  3. In App.xaml.cs, update the OnLaunched event handler method definition by adding the async modifier. Then add the following line of code at the end of the method:

    await InitNotificationsAsync();

    This ensures that the push notification registration is created or refreshed every time the app is launched. It's important to do this to guarantee that the WNS push channel is always active.

  4. In Solution Explorer for Visual Studio, open the Package.appxmanifest file, and set Toast Capable to Yes under Notifications.

  5. Build the app and verify you have no errors. Your client app should now register for the template notifications from the Mobile Apps back end. Repeat this section for every Windows project in your solution.

Test push notifications in your Windows app

  1. In Visual Studio, right-click a Windows project, and click Set as startup project.
  2. Press the Run button to build the project and start the app.
  3. In the app, type a name for a new todoitem, and then click the plus (+) icon to add it.
  4. Verify that a notification is received when the item is added.

Next steps

You can learn more about push notifications:

You can also continue on to one of the following tutorials:

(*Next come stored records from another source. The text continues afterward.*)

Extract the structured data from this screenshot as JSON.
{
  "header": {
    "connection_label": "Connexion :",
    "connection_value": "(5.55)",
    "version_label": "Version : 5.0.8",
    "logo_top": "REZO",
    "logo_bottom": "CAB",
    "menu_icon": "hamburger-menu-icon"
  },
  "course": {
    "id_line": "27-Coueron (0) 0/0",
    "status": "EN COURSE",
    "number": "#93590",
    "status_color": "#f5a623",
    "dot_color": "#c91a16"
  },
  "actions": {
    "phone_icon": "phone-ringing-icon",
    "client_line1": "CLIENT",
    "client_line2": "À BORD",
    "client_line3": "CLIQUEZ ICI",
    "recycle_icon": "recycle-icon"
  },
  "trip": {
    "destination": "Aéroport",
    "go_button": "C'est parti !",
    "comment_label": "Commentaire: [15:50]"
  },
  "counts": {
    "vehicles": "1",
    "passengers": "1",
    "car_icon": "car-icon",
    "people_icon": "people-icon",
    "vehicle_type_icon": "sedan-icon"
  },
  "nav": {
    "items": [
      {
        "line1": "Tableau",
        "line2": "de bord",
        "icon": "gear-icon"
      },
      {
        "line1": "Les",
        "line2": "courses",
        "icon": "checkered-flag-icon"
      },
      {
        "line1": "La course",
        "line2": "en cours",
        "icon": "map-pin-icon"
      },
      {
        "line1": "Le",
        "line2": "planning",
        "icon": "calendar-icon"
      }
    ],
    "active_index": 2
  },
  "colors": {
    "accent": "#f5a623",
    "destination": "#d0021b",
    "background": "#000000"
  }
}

  • Add authentication to your app
    Learn how to authenticate users of your app with an identity provider.
  • Enable offline sync for your app
    Learn how to add offline support for your app by using a Mobile Apps back end. With offline sync, users can interact with a mobile app—viewing, adding, or modifying data—even when there is no network connection.